Rackam was scheduled to be executed by hanging on November 18, and his final request was to see Anne who was rightfully fed up with him: “If you had fought like a man, you need not have been hang’d like a dog.” Ten days later, she and Mary stood trial at the Admiralty Court in St. Jago de la Vega, Jamaica. Despite their plea of not guilty Anne and Mary were sentenced to be hanged, but their executions were stayed—because, thankfully they were both “quick with child.”
Mary is said to have died of a violent fever in the Spanish Town prison in 1721, before the birth of her child. Other reports say she feigned death and was sneaked out of the prison under a shroud.
No record of Anne’s execution has ever been found. Some say that her wealthy father bought her release after the birth of her child and she settled down to a quiet family life on a small Caribbean island. Others believe that she lived out her life in the south of England, owning a tavern where she regaled the locals with tales of her exploits.
And yet others say Anne and Mary moved to Louisiana where they raised their children together and were friends to the ends of their lives.
For more information:
Captain Charles Johnson. A General History of the Robberies and Murders of the Most Notorious Pyrates. London: T. Warner, 1724.
David Cordingly. Seafaring Women: Adventures of Pirate Queens, Female Stowaways, and Sailors’ Wives. New York: Random House, 2007.
Margaret S. Creighton and Lisa Norling. Iron Men, Wooden Women: Gender and Seafaring in the Atlantic. Baltimore: John Hopkins University Press, 1996.
Tamara J. Eastman and Constance Bond. The Pirate Trial of Anne Bonny and Mary Read. Cambria Pines, CA: Fern Canyon Press, 2000.
Elizabeth Kerri Mahon. Scandalous Women: The Lives and Loves of History’s Most Notorious Women. New York: Penguin Group, 2011.

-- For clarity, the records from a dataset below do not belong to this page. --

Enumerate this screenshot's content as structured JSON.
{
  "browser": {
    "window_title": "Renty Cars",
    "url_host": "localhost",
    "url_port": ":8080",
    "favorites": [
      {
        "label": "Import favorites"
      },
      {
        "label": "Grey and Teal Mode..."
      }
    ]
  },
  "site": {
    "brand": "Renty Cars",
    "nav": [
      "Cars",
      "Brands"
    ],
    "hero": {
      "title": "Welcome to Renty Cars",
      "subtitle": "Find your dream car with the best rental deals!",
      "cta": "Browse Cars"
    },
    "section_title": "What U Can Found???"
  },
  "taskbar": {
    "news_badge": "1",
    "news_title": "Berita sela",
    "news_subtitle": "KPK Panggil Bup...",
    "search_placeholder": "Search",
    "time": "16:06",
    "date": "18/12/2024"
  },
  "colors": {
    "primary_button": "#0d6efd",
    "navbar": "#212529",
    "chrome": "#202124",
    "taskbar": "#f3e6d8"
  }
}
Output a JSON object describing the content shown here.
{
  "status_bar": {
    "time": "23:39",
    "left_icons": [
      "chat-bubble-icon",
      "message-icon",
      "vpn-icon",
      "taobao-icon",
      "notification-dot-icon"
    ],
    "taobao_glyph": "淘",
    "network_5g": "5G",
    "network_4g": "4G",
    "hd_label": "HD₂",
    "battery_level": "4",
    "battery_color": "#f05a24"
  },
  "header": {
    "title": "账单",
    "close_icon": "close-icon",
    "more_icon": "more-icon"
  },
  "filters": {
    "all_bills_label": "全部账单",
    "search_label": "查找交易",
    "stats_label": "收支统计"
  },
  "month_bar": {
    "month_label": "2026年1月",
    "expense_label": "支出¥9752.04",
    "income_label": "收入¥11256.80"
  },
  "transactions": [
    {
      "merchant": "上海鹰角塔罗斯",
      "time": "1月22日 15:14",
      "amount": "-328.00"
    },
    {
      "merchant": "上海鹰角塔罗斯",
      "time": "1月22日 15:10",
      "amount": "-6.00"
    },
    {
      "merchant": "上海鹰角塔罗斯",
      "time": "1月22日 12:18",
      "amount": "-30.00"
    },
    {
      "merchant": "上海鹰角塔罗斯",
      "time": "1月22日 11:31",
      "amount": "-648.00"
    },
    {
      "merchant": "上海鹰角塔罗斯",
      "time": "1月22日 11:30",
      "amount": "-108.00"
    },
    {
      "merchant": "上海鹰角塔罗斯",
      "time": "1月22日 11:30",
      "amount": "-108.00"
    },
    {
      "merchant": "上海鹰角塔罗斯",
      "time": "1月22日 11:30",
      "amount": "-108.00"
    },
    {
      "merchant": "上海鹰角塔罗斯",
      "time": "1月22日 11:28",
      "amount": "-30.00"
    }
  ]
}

Lorimer, Sara; Synarski, Susan (2002). Booty : Girl Pirates on the High Seas. San Francisco: Chronicle Books